In one of his memoirs, Mr. Rowhani [Rohani] describes a perilous journey he took as an 18-year-old seminary student, sneaking across the border into Iraq to meet Ayatollah Khomeini in exile.
At one point, he recounts, a smuggler told him to immediately take off his turban, in order to be less visible inside their car. More dogmatic Shiite Muslim clerics would have ignored such a request, but the young Mr. Rowhani did not hesitate and quickly removed his white turban.
“We arrived safely, and that is what mattered,” Mr. Rowhani wrote.
Will his past benefit him when he becomes president?
“In Rowhani [Rohani], Iranians have elected a man well-versed in the country’s nuclear progam and a man who clearly wants to improve relations with the West”, says Elias Groll at Foreign Policy.”On the one hand, Rowhani argues that Iran should engage more directly with the West through diplomatic channels. On the other hand, he observes that Iran’s strategy of slow-playing the West through negotiations while covertly developing its nuclear program has largely served the country well.”

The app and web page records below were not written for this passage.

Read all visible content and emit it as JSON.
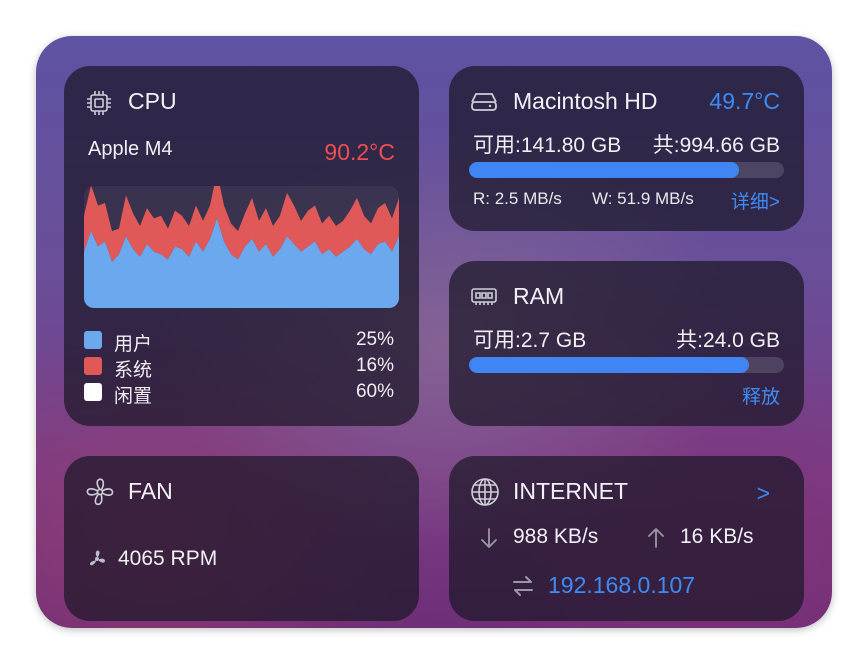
{
  "cpu": {
    "title": "CPU",
    "icon": "cpu-icon",
    "model": "Apple M4",
    "temperature": "90.2°C",
    "legend": [
      {
        "name": "用户",
        "value": "25%",
        "color": "#6ba8ee"
      },
      {
        "name": "系统",
        "value": "16%",
        "color": "#e05858"
      },
      {
        "name": "闲置",
        "value": "60%",
        "color": "#ffffff"
      }
    ]
  },
  "chart_data": {
    "type": "area",
    "series": [
      {
        "name": "用户",
        "color": "#6ba8ee",
        "values": [
          22,
          30,
          24,
          26,
          18,
          21,
          28,
          23,
          20,
          25,
          22,
          21,
          19,
          24,
          23,
          20,
          26,
          22,
          27,
          35,
          26,
          21,
          19,
          24,
          27,
          22,
          25,
          20,
          23,
          28,
          25,
          22,
          24,
          26,
          21,
          23,
          20,
          22,
          24,
          27,
          23,
          21,
          25,
          26,
          22,
          28
        ]
      },
      {
        "name": "系统",
        "color": "#e05858",
        "values": [
          14,
          18,
          16,
          15,
          12,
          10,
          16,
          14,
          12,
          14,
          13,
          15,
          12,
          14,
          13,
          12,
          14,
          12,
          13,
          18,
          14,
          12,
          11,
          13,
          16,
          12,
          14,
          12,
          13,
          17,
          15,
          12,
          14,
          14,
          12,
          13,
          12,
          12,
          14,
          16,
          13,
          12,
          14,
          15,
          13,
          15
        ]
      }
    ],
    "ylim": [
      0,
      100
    ],
    "stacked": true
  },
  "disk": {
    "title": "Macintosh HD",
    "icon": "hard-drive-icon",
    "temperature": "49.7°C",
    "available": "可用:141.80 GB",
    "total": "共:994.66 GB",
    "used_fraction": 0.857,
    "read": "R: 2.5 MB/s",
    "write": "W: 51.9 MB/s",
    "detail_link": "详细>"
  },
  "ram": {
    "title": "RAM",
    "icon": "memory-chip-icon",
    "available": "可用:2.7 GB",
    "total": "共:24.0 GB",
    "used_fraction": 0.888,
    "release_button": "释放"
  },
  "fan": {
    "title": "FAN",
    "icon": "fan-icon",
    "speed": "4065 RPM"
  },
  "network": {
    "title": "INTERNET",
    "icon": "globe-icon",
    "more_link": ">",
    "download": "988 KB/s",
    "upload": "16 KB/s",
    "ip": "192.168.0.107"
  },
  "colors": {
    "accent_blue": "#3d8cf5",
    "temp_red": "#ec5050",
    "bar_blue": "#3f86f4"
  }
}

Since winning the election, Rohani has pledged greater transparency for the Islamic Republic’s nuclear programme and said he would work to ease sanctions. However, the immediate priority for Iranians is the economy.
The national currency, the rial, has fallen by more than 50 per cent since last year due to sanctions and the official inflation rate has hit 32.2 per cent – but is believed to be even higher.
The solution to tackle rocketing inflation and unemployment, said Mr Rohani, was to boost domestic production through channelling liquidity toward the industrial, agricultural and tourism sectors…
“The first priority is people’s livelihoods . . . and the immediate needs such as basic commodities,” he said. “Then, we need to plan in the coming months to stabilise the economy.”
- Rohani’s 2004 speech to the Supreme Revolution Council, in which he emphasises the importance of mastering the nuclear fuel cycle.
“If one day we are able to complete the fuel cycle and the world sees that it has no choice — that we do possess the technology — then the situation will be different. The world did not want Pakistan to have an atomic bomb or Brazil to have the fuel cycle, but Pakistan built its bomb and Brazil has its fuel cycle, and the world started to work with them. Our problem is that we have not achieved either one, but we are standing at the threshold.”
- An analysis by Shaul Bakhash, a professor of history at George Mason University, of Rohani’s campaign.
“He questioned the necessity of the expanding security state and the constant oversight of student and civil society associations by the security agencies. He spoke of the need for greater freedom of press and speech. He devoted attention to women’s rights issues and promised to establish a ministry for women’s affairs.”